Return every line from the records below with the string "eAPA".

● **TASK INPUTS**
+ + + + +
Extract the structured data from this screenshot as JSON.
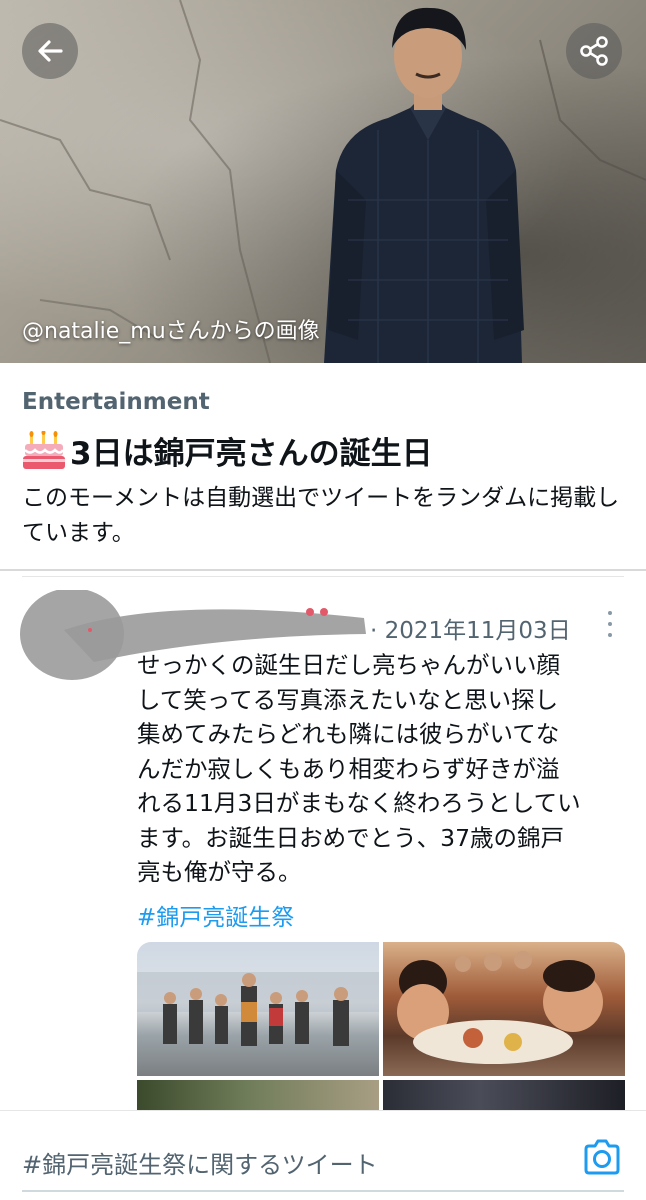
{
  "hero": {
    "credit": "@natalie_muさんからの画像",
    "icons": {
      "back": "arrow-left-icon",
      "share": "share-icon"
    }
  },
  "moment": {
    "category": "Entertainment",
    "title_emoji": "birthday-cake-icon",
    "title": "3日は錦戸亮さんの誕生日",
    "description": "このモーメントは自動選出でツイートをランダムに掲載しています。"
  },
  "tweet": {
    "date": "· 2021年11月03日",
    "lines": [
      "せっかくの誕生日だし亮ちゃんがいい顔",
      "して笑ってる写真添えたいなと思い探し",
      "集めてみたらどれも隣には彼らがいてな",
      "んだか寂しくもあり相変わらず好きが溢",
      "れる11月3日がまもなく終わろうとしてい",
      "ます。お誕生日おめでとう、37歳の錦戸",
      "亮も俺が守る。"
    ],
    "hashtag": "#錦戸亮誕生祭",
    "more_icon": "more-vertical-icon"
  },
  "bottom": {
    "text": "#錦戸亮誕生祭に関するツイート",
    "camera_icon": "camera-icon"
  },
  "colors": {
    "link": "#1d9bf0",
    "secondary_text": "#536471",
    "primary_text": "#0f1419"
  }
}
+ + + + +
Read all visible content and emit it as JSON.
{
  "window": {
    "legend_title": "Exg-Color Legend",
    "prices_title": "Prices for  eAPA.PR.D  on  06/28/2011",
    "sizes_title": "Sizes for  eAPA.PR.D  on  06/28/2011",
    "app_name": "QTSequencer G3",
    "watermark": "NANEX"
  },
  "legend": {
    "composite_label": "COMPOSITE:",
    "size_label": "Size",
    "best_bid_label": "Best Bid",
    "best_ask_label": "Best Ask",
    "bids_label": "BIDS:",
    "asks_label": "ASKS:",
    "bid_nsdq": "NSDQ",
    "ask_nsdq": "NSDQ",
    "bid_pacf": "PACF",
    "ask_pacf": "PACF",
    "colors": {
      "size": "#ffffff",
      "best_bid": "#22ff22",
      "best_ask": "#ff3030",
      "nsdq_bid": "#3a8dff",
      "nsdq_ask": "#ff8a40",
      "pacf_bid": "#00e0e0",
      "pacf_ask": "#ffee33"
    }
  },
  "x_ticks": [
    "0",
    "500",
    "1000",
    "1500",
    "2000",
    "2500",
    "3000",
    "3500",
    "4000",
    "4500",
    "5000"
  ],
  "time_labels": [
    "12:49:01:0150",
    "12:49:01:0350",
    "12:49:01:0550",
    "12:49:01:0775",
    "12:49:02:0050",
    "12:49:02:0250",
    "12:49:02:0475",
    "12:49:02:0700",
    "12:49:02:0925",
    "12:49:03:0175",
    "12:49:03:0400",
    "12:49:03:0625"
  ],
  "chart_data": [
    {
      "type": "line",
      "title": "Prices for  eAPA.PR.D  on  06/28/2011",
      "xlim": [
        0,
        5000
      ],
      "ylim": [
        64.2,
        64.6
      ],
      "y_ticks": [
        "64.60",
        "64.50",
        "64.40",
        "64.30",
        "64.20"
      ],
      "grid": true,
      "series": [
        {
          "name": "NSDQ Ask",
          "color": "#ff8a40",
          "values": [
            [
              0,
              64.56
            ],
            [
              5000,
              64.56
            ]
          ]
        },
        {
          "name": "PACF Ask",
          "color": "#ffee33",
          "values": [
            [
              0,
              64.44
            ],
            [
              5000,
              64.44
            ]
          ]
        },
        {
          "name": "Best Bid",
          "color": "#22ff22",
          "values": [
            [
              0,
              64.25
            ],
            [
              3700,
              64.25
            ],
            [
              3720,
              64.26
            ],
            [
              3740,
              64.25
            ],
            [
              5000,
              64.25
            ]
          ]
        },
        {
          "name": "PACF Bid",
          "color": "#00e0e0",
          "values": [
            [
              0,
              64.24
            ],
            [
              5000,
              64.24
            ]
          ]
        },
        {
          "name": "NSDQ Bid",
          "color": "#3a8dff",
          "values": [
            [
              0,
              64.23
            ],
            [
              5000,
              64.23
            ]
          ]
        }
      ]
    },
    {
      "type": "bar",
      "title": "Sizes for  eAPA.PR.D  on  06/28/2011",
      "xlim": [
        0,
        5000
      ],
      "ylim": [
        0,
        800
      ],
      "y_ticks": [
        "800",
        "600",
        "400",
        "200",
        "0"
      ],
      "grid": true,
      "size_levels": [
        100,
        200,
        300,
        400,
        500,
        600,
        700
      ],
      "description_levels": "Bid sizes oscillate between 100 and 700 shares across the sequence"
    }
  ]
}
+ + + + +
● **RESULT OF THE EXERCISE**
    "prices_title": "Prices for  eAPA.PR.D  on  06/28/2011",
    "sizes_title": "Sizes for  eAPA.PR.D  on  06/28/2011",
      "title": "Prices for  eAPA.PR.D  on  06/28/2011",
      "title": "Sizes for  eAPA.PR.D  on  06/28/2011",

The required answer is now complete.